THE lathes now commonly employed for general wood-turning are most simple and primitive. Some 3,500 years ago, the potter’s wheel, which may be considered to be the primogenitor of modern lathes, was known and used. In some of the oldest Egyptian monuments the God Ptah is represented working at a potter’s throw, or wheel. The modern throw possesses but slight modifications, and is substantially the same tool as that used for the production of antique pottery ware, some of which still remains unsurpassed for beauty and skilful execution.

The modern form of turning-lathe, in which the work is suspended on horizontal centres, was commonly used by the Greeks and Romans. Though none of the early writers have left anything like a graphic description of the lathe of their time, yet the tool is frequently mentioned by Herodotus, Cicero and Pliny—that is to say, at a date some centuries before the Christian era. Virgil, who lived from 70 to 19 B.C., gives particulars of the art of turning, from which it is evident that wood-turning was practised at that time. In his Georgics we learn not only that the ancients turned wood externally, but that they also hollowed it internally. Boxwood and lime tree, woods of very different natures, are spoken of as susceptible of being fashioned on the lathe.

Wind instruments were made of boxwood, and from Virgil’s Æneid we may glean an idea of the degree of perfection attained in his time. The instruments were, it seems, all flutes, and of these there was no lack some 2,000 years ago. Pandean pipes are probably meant by the flute spoken of in the Bible; but the flutes made by the Greeks were formed of ass’s bones, which, of course, did not require the use of a lathe in their preparation. It is difficult to decide with any degree of certainty the date at which wood-turning originated.

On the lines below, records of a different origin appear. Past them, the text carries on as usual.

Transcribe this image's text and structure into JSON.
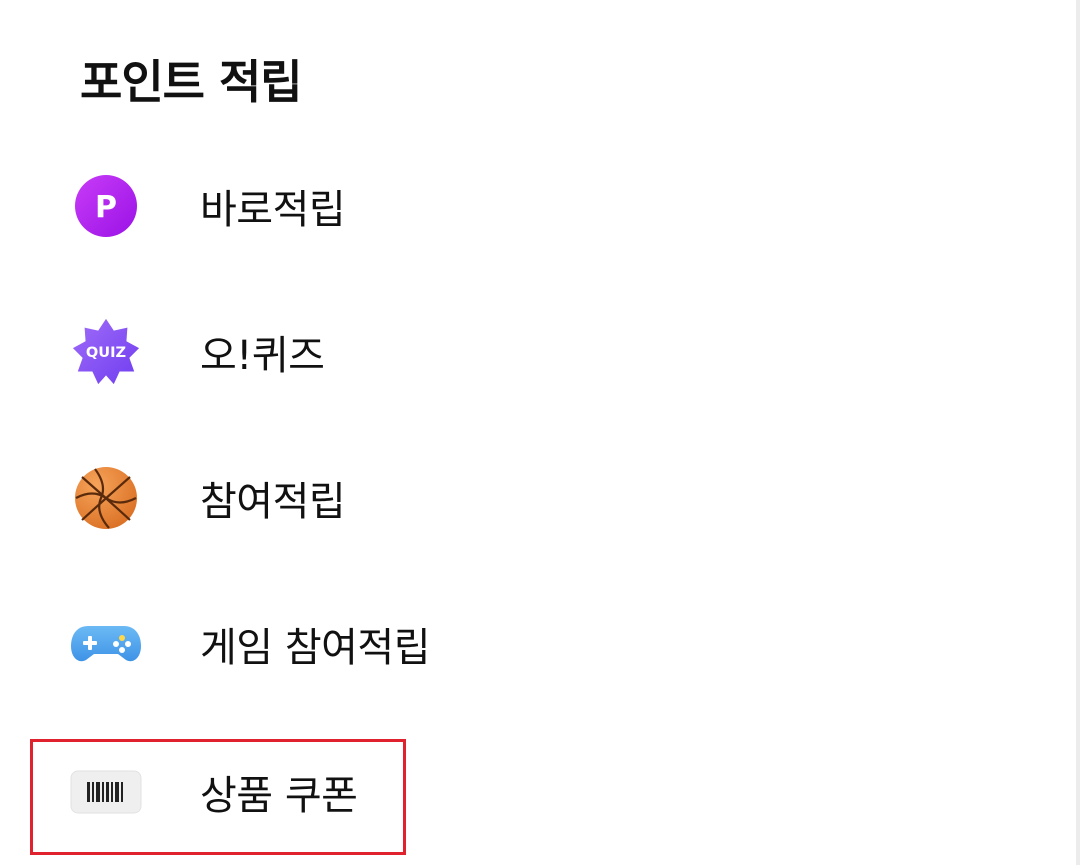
{
  "section": {
    "title": "포인트 적립"
  },
  "menu": {
    "items": [
      {
        "label": "바로적립",
        "icon": "point-p-icon"
      },
      {
        "label": "오!퀴즈",
        "icon": "quiz-badge-icon",
        "icon_text": "QUIZ"
      },
      {
        "label": "참여적립",
        "icon": "basketball-icon"
      },
      {
        "label": "게임 참여적립",
        "icon": "gamepad-icon"
      },
      {
        "label": "상품 쿠폰",
        "icon": "barcode-icon"
      }
    ]
  },
  "highlight": {
    "target": "상품 쿠폰",
    "color": "#e0222e"
  },
  "colors": {
    "point_purple": "#b226f2",
    "quiz_purple": "#8a55f5",
    "basketball_orange": "#e8873a",
    "gamepad_blue": "#4aa3ee",
    "text": "#111111"
  }
}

When turning between centres was first practised the work had an alternating rotary motion imparted to it. One method was by means of a cord, which encircled the work twice, having one end attached to an elastic pole, and the other formed into a stirrup for the foot. On pressing with the foot the work was rotated in the direction required for turning; it was similarly rotated in the opposite direction when the power was released, and the cord drawn back to its original position by the elastic force of the pole. During this latter movement the turning-tool had to be lifted from contact with the work. Another method was to

Você chegou ao final desta amostra. Inscreva-se para ler mais!
Página 1 de 1

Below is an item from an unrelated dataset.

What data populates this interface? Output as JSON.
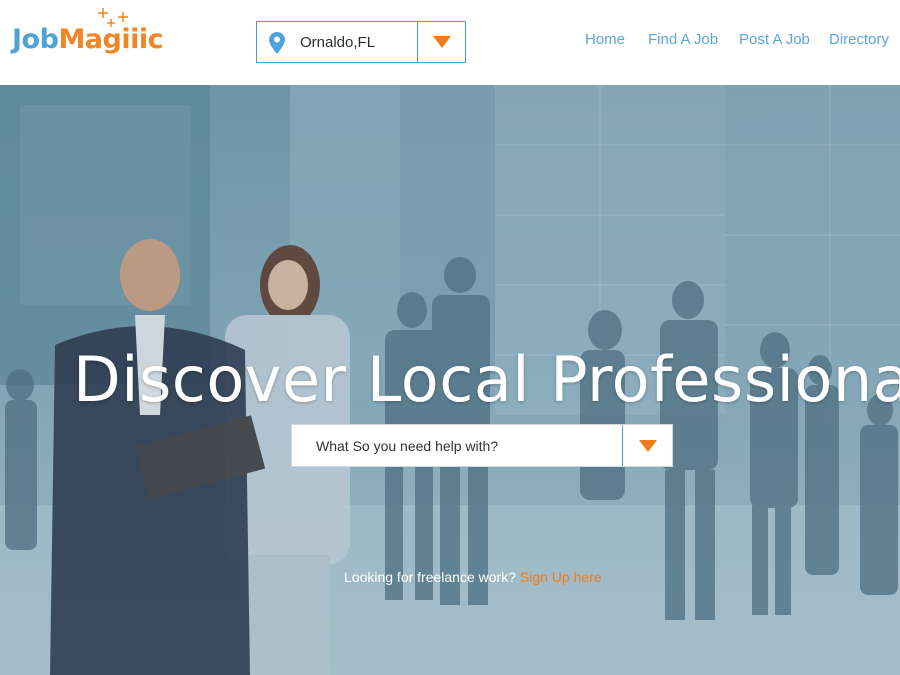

Análises

O que as pessoas pensam sobre The Wood Turner's Handybook - A Practical Manual for Workers at the Lathe

0
0 avaliações / 0 Análises
O que você acha?
Classificação: 0 de 5 estrelas

Avaliações de leitores